North Korea on Saturday said it had recorded no new “fever” cases even as Asian neighbors experience a resurgence in coronavirus infections driven by omicron subvariants.
“There were no new fever patients reported” over a 24-hour period from Thursday evening, the state-run Korean Central News Agency said.
Since then, the country has reported more than 4.77 million “fever” cases, but authorities have not revealed how many patients tested positive for the coronavirus.
North Korea’s latest report on the death toll among fever patients stood at 74 as of July 5, a mortality rate of 0.0016% that would be the world’s lowest, if true.
Pyongyang looks set to declare coronavirus victory
The claim of zero cases would boost Kim Jong Un’s image as a leader who has controlled the outbreak faster than other countries.
“The organizational power and unity unique to the society is fully displayed in the struggle to bring forward a victory in the emergency anti-epidemic campaign by fully executing the anti-epidemic policies of the party and the state,” the official Korean Central News Agency said.
The daily fever caseload has been nosediving in recent days. There were three reported cases on Friday and 11 on Thursday, from a peak of about 400,000 a day in May.
The North said in late May it started seeing “progress” in controlling the outbreak but experts have cast doubts on the claim, citing the country’s crumbling health infrastructure and unvaccinated population.
Last month, the World Health Organization said the situation could be worsening.
But on Wednesday, the country held a large mask-free public event honoring veterans of the 1950-53 Korean war just days after saying its coronavirus crisis was nearly over. Kim hugged and exchanged handshakes with some veterans before he took group photos with other participants.
North Korea has never confirmed how many people have tested positive for COVID-19, apparently lacking testing supplies.

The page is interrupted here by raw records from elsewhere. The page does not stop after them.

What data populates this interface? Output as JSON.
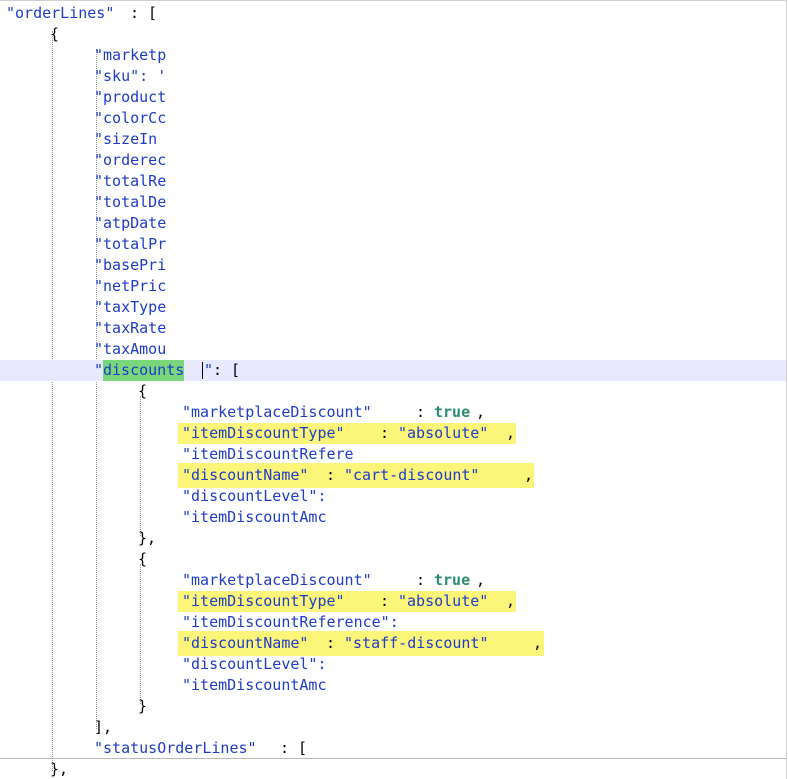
{
  "code": {
    "l1_key": "\"orderLines\"",
    "l1_rest": ": [",
    "l2": "{",
    "fields": [
      "\"marketp",
      "\"sku\": '",
      "\"product",
      "\"colorCc",
      "\"sizeIn",
      "\"orderec",
      "\"totalRe",
      "\"totalDe",
      "\"atpDate",
      "\"totalPr",
      "\"basePri",
      "\"netPric",
      "\"taxType",
      "\"taxRate",
      "\"taxAmou"
    ],
    "discounts_quote_open": "\"",
    "discounts_word": "discounts",
    "discounts_quote_close": "\"",
    "discounts_rest": ": [",
    "obj_open": "{",
    "obj_close_comma": "},",
    "obj_close": "}",
    "block1": {
      "marketplace_key": "\"marketplaceDiscount\"",
      "marketplace_colon": ": ",
      "marketplace_val": "true",
      "marketplace_comma": ",",
      "type_key": "\"itemDiscountType\"",
      "type_colon": ": ",
      "type_val": "\"absolute\"",
      "type_comma": ",",
      "reference": "\"itemDiscountRefere",
      "name_key": "\"discountName\"",
      "name_colon": ": ",
      "name_val": "\"cart-discount\"",
      "name_comma": ",",
      "level": "\"discountLevel\":",
      "amount": "\"itemDiscountAmc"
    },
    "block2": {
      "marketplace_key": "\"marketplaceDiscount\"",
      "marketplace_colon": ": ",
      "marketplace_val": "true",
      "marketplace_comma": ",",
      "type_key": "\"itemDiscountType\"",
      "type_colon": ": ",
      "type_val": "\"absolute\"",
      "type_comma": ",",
      "reference": "\"itemDiscountReference\":",
      "name_key": "\"discountName\"",
      "name_colon": ": ",
      "name_val": "\"staff-discount\"",
      "name_comma": ",",
      "level": "\"discountLevel\":",
      "amount": "\"itemDiscountAmc"
    },
    "array_close": "],",
    "status_key": "\"statusOrderLines\"",
    "status_rest": ": [",
    "final_close": "},"
  },
  "colors": {
    "string": "#1e3cc8",
    "keyword": "#2e8b74",
    "yellow_highlight": "#fbf57a",
    "green_highlight": "#7ad67a",
    "current_line": "#e8e8ff"
  }
}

It has not vaccinated any of its roughly 25 million people, having rejected jabs offered by the World Health Organization.
lo/sri (AFP, AP, Reuters)